Then, after yet another hearing about another burned barn, the family moves and becomes tenants to the de Spain family. When Sarty accompanies his father to the de Spain house for the first time, he is overcome by a “surge of peace and joy.” He cannot express the reason for that feeling, but instinctively, he understands that these people possess a dignity and a set of values beyond anything he has ever known. They make his father seem puny and annoying like “a buzzing wasp.” Sarty's world begins to open up, and he realizes that there is more to life than his down-and-out family and his cruel father.

Mr. Snopes, however, initiates a conflict with Major de Spain immediately by deliberately ruining one of the family's rugs. Major de Spain charges him twenty bushels of corn for it, and Sarty's father takes him to court. The Justice of the Peace rules that he will only have to pay ten bushels, but that still does not satisfy Mr. Snopes.

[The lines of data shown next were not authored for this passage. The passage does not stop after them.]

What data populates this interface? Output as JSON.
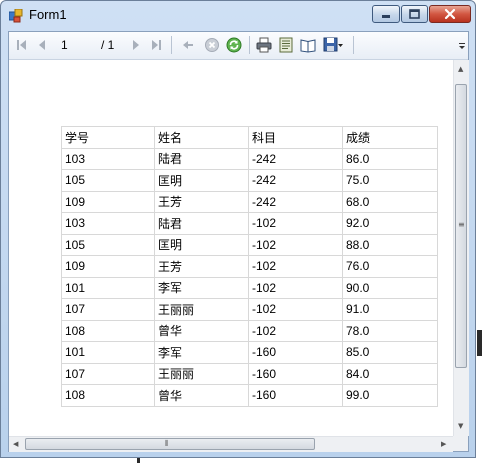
{
  "window": {
    "title": "Form1"
  },
  "toolbar": {
    "current_page": "1",
    "total_pages": "/ 1",
    "icons": [
      "first-page-icon",
      "previous-page-icon",
      "next-page-icon",
      "last-page-icon",
      "back-icon",
      "stop-icon",
      "refresh-icon",
      "print-icon",
      "print-layout-icon",
      "page-setup-icon",
      "export-icon"
    ]
  },
  "report": {
    "headers": [
      "学号",
      "姓名",
      "科目",
      "成绩"
    ],
    "rows": [
      [
        "103",
        "陆君",
        "-242",
        "86.0"
      ],
      [
        "105",
        "匡明",
        "-242",
        "75.0"
      ],
      [
        "109",
        "王芳",
        "-242",
        "68.0"
      ],
      [
        "103",
        "陆君",
        "-102",
        "92.0"
      ],
      [
        "105",
        "匡明",
        "-102",
        "88.0"
      ],
      [
        "109",
        "王芳",
        "-102",
        "76.0"
      ],
      [
        "101",
        "李军",
        "-102",
        "90.0"
      ],
      [
        "107",
        "王丽丽",
        "-102",
        "91.0"
      ],
      [
        "108",
        "曾华",
        "-102",
        "78.0"
      ],
      [
        "101",
        "李军",
        "-160",
        "85.0"
      ],
      [
        "107",
        "王丽丽",
        "-160",
        "84.0"
      ],
      [
        "108",
        "曾华",
        "-160",
        "99.0"
      ]
    ]
  },
  "colors": {
    "titlebar": "#c4d8ef",
    "close_button": "#c7432d",
    "grid_line": "#d8d8d8"
  }
}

When Mr. Snopes tells Sarty to go get the can of oil from the barn, Sarty understands that his father plans to burn down the de Spain barn. He decides that he cannot let that happen, not again. He wants his father to change, but he now comprehends that such a thing will never happen. His mother tries to hold him back, but she cannot, and Sarty runs to the de Spain home to warn the family. He can no longer stand by and watch his father hurt others.